This series, hosted by veterinarian Mark Evans, explores the resolution strategies of human-wildlife conflict. It looks at ways to stop polar bears, crocodiles and sharks from attacking people, and therefore keeping them safe from human persecution.
Operation Maneater Previous Broadcasts
Crocodile (Episode #103H)
KQED Life: Fri, Jun 26, 2015 -- 7:00 PM
Mark Evans travels to Namibia's Chobe River, a place that's known as the croc attack capital of the world. Crocodiles here are growing in size and number, and so is the frequency of attacks. Each time it happens, the locals kill crocs in retaliation. To find a way to keep both people and crocodiles safe, Mark joins leading croc experts Rom Whitaker and Dr Patrick Aust to carry out a radical new experiment. The idea is to train crocs to associate the sound of a bell with an electric shock. Mark meets attack victims, puts the croc training experiment to the test and is himself injured when a croc turns on him.
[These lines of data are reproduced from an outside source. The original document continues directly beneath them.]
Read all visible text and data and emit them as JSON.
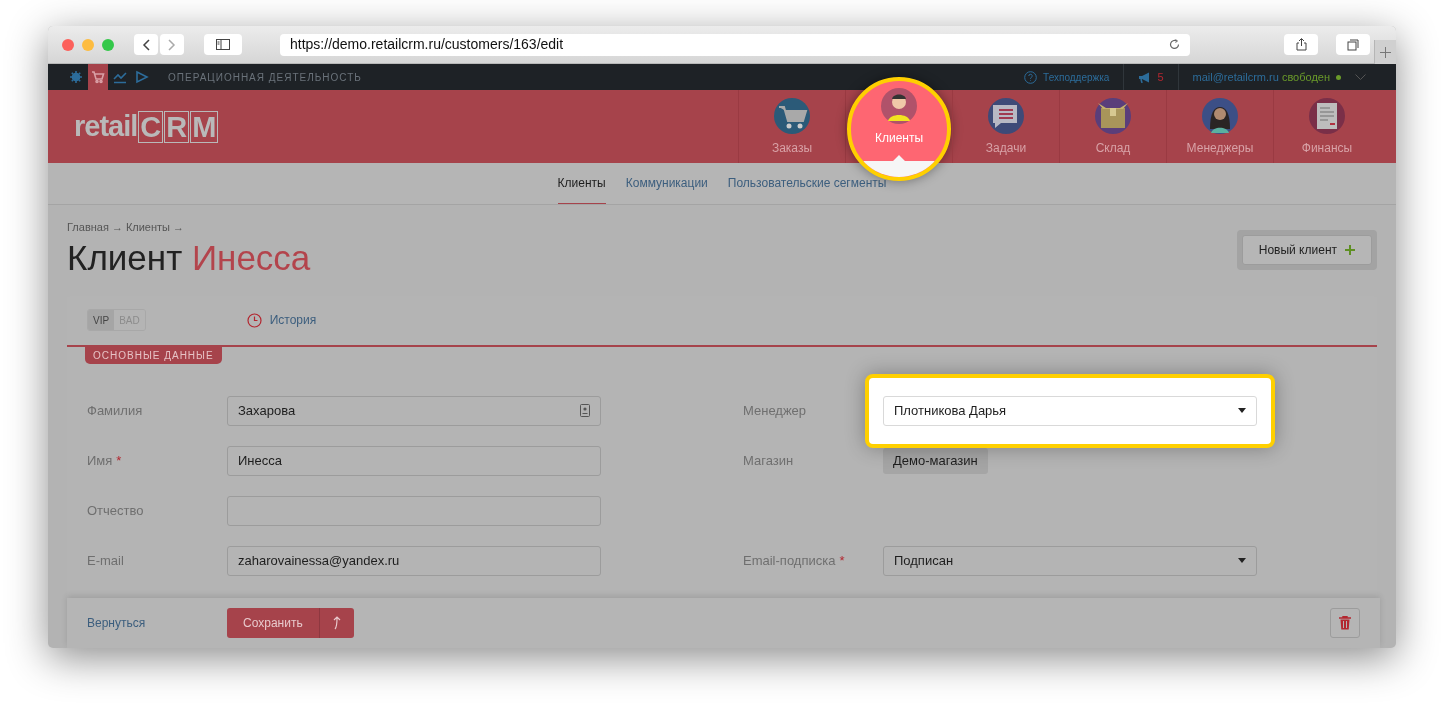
{
  "browser": {
    "url": "https://demo.retailcrm.ru/customers/163/edit"
  },
  "topbar": {
    "tools": [
      {
        "selected": false
      },
      {
        "selected": true
      },
      {
        "selected": false
      },
      {
        "selected": false
      }
    ],
    "section": "ОПЕРАЦИОННАЯ ДЕЯТЕЛЬНОСТЬ",
    "support": "Техподдержка",
    "notifications": "5",
    "email": "mail@retailcrm.ru",
    "status": "свободен"
  },
  "logo": {
    "prefix": "retail",
    "letters": [
      "C",
      "R",
      "M"
    ]
  },
  "nav": [
    {
      "label": "Заказы",
      "selected": false
    },
    {
      "label": "Клиенты",
      "selected": true
    },
    {
      "label": "Задачи",
      "selected": false
    },
    {
      "label": "Склад",
      "selected": false
    },
    {
      "label": "Менеджеры",
      "selected": false
    },
    {
      "label": "Финансы",
      "selected": false
    }
  ],
  "subnav": [
    {
      "label": "Клиенты",
      "selected": true
    },
    {
      "label": "Коммуникации",
      "selected": false
    },
    {
      "label": "Пользовательские сегменты",
      "selected": false
    }
  ],
  "breadcrumb": [
    {
      "label": "Главная",
      "sep": "→"
    },
    {
      "label": "Клиенты",
      "sep": "→"
    }
  ],
  "page_title": {
    "prefix": "Клиент",
    "name": "Инесса"
  },
  "new_button": "Новый клиент",
  "tags": [
    {
      "label": "VIP",
      "selected": true
    },
    {
      "label": "BAD",
      "selected": false
    }
  ],
  "history": "История",
  "required_mark": "*",
  "section_tab": "ОСНОВНЫЕ ДАННЫЕ",
  "rows": [
    {
      "left": {
        "label": "Фамилия",
        "required": false,
        "kind": "contact",
        "value": "Захарова"
      },
      "right": {
        "label": "Менеджер",
        "required": false,
        "kind": "select",
        "value": "Плотникова Дарья",
        "highlighted": true
      }
    },
    {
      "left": {
        "label": "Имя",
        "required": true,
        "kind": "text",
        "value": "Инесса"
      },
      "right": {
        "label": "Магазин",
        "required": false,
        "kind": "chip",
        "value": "Демо-магазин",
        "highlighted": false
      }
    },
    {
      "left": {
        "label": "Отчество",
        "required": false,
        "kind": "text"
      }
    },
    {
      "left": {
        "label": "E-mail",
        "required": false,
        "kind": "text",
        "value": "zaharovainessa@yandex.ru"
      },
      "right": {
        "label": "Email-подписка",
        "required": true,
        "kind": "select",
        "value": "Подписан",
        "highlighted": false
      }
    }
  ],
  "footer": {
    "back": "Вернуться",
    "save": "Сохранить"
  }
}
- KQED Life: Sat, Jun 27, 2015 -- 1:00 AM
Polar Bear (Episode #102H)
KQED Life: Fri, Jun 19, 2015 -- 7:00 PM
Mark Evans travels to the shores of Canada's Hudson Bay where polar bears are causing havoc in isolated communities. He arrives in the town of Churchill hours after an attack has left two people with serious injuries and a bear dead. Mark joins the Polar Bear Alert team as they transport a captured bear by helicopter to a release site outside town. And in the Inuit town of Arviat, Mark works with wildlife officers to test an aerial drone early warning system, a military grade ultra-loud speaker to deter bears and a controversial experiment to place meat out on the tundra to divert bears away from town.
- KQED Life: Sat, Jun 20, 2015 -- 1:00 AM
Great White Shark (Episode #101H)
KQED Life: Fri, Jun 12, 2015 -- 7:00 PM
Mark Evans travels to Western Australia, where seven people have been killed by sharks in the last three years. Authorities have implemented radical measures to catch and kill any shark they deem a threat. Evans wants to find non-lethal solutions to keep people - and sharks - safe. He enters the water to attach tracking tags to great whites; joins beach patrol teams searching for sharks; and tests a new "multi-spectral" camera that spots sharks from the air even when they are hidden several meters underwater.
- KQED Life: Sat, Jun 13, 2015 -- 1:00 AM